The Cure (carnation pink, hot pink, violet pink) is a silkscreen print by renowned contemporary artist, Damien Hirst on Somerset Tub. Hirst produced this print in 2014 which depicts a two-colour pill rendered in hot pink and violet pink against a carnation pink backdrop. In many of the prints in The Cure series, Hirst uses bold, contrasting colours which make the pill clash with its background colour. In this print, however, the artist privileges different tones of pink, which nevertheless has a dramatic and captivating effect on the viewer.
The Cure (carnation pink, hot pink, violet pink) is one of thirty silkscreen prints that compose Hirst’s The Cure series. Each print in this series follows the same format as Hirst renders a singular pill in a combination of two colour tones against a bold and vibrant coloured backdrop.

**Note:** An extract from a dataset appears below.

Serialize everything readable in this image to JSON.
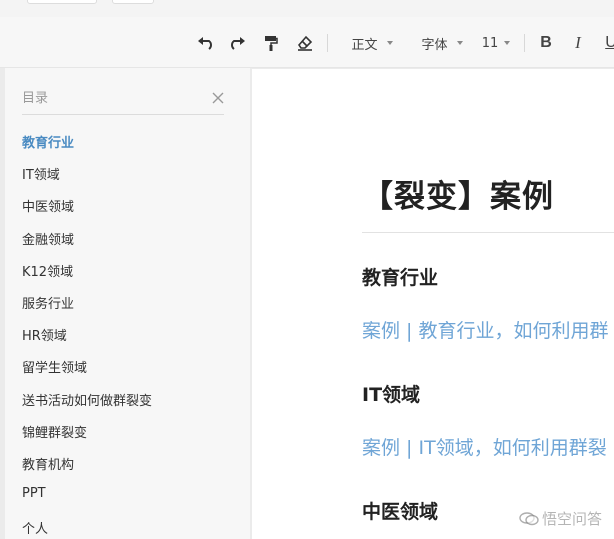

The bold and vibrant colours of the print, as well as the silkscreen printing technique resonate with the work of the iconic American artist, Andy Warhol and his signature Pop Art style which was prevalent in the 1960s. Pop Art has political undertones, with Warhol making a statement about capitalism and global consumerism through his production of prints of everyday consumer goods like high heel shoes or even Campbell’s Soup cans. Hirst’s prints similarly make a political statement regarding the pharmaceutical industry and the way modern society is obsessed with medicine. The simple, minimalist design of the pill reflects the confidence the pharmaceutical industry has in its healing abilities and capacity to cure anyone and anything. The manipulation of scale in the print, with the pill appearing to be extremely large, dominating the entire composition, is another technique employed by Hirst to represent the self-assured and assertive nature of pharmaceutical companies.